The Medicaid money ultimately paid to home help providers comes from the federal government, passes through state government and is then mailed to the Home Help Program recipient, with the provider listed jointly on the check. The MQCCC never touches the money except to act as a middleman for the so-called “union dues” and “agency fees.”
Any “agreement” bargained between the union and the MQCCC is not binding. It is merely a suggestion to the state Legislature about provider compensation. In effect, the MQCCC joins the union in lobbying the Legislature for something neither the union nor the MQCCC controls. The same would be true with the proposed MQHCC.
Have home help providers received any pay increases?
There have been some small increases in pay, often to keep providers just above the minimum wage. These increases were approved solely by the Michigan Legislature and the governor.
Wasn’t the MQCCC defunded by the Michigan Legislature?
Yes, in fiscal 2011-2012. The MQCCC remained afloat because the SEIU and other private entities provided the MQCCC with money.
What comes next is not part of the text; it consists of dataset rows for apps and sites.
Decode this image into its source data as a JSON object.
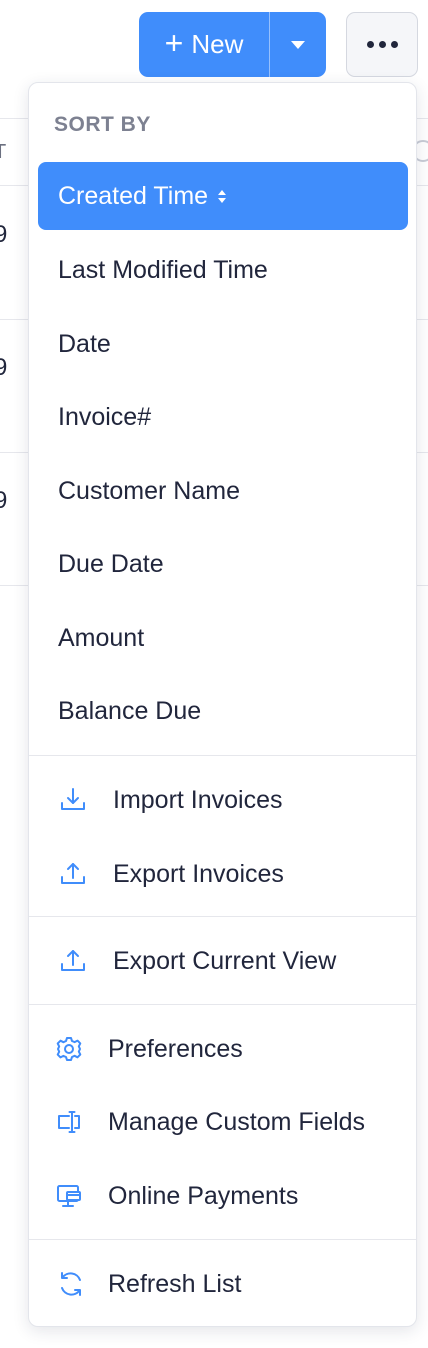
{
  "toolbar": {
    "new_label": "New",
    "new_icon": "plus-icon",
    "dropdown_icon": "caret-down-icon",
    "more_icon": "more-horizontal-icon"
  },
  "background": {
    "header_cut_text": "T",
    "row_cut_texts": [
      "9",
      "9",
      "9"
    ]
  },
  "menu": {
    "sort_title": "SORT BY",
    "sort_items": [
      {
        "label": "Created Time",
        "active": true
      },
      {
        "label": "Last Modified Time"
      },
      {
        "label": "Date"
      },
      {
        "label": "Invoice#"
      },
      {
        "label": "Customer Name"
      },
      {
        "label": "Due Date"
      },
      {
        "label": "Amount"
      },
      {
        "label": "Balance Due"
      }
    ],
    "actions": [
      {
        "label": "Import Invoices",
        "icon": "import-icon"
      },
      {
        "label": "Export Invoices",
        "icon": "export-icon"
      },
      {
        "label": "Export Current View",
        "icon": "export-icon"
      },
      {
        "label": "Preferences",
        "icon": "gear-icon"
      },
      {
        "label": "Manage Custom Fields",
        "icon": "custom-field-icon"
      },
      {
        "label": "Online Payments",
        "icon": "online-payment-icon"
      },
      {
        "label": "Refresh List",
        "icon": "refresh-icon"
      }
    ]
  },
  "colors": {
    "accent": "#408dfb",
    "icon": "#408dfb",
    "text": "#21263c",
    "muted": "#7d8191"
  }
}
The union’s funding of the MQCCC — the “employer” with which the union “bargains” — is an inherent conflict of interest for both parties.
Can’t home help providers already get out of the so-called union?
Proponents of Proposal 4 frequently suggest that unionization is not a big step, since employees can withdraw from a union.
While it is true that employees can withdraw from a union, the courts have ruled that employees who withdraw can still be required to pay (presumably smaller) “agency fees” to “compensate” the union pay for grievance and collective bargaining “services.”
And with home help providers, the option to withdraw is beside the point. The unionization was illegal. These people should never have been shanghaied into a government union in the first place; they were not and are not government employees. Saying they are free to withdraw from the union and pay agency fees overlooks the fact that they should be paying nothing at all.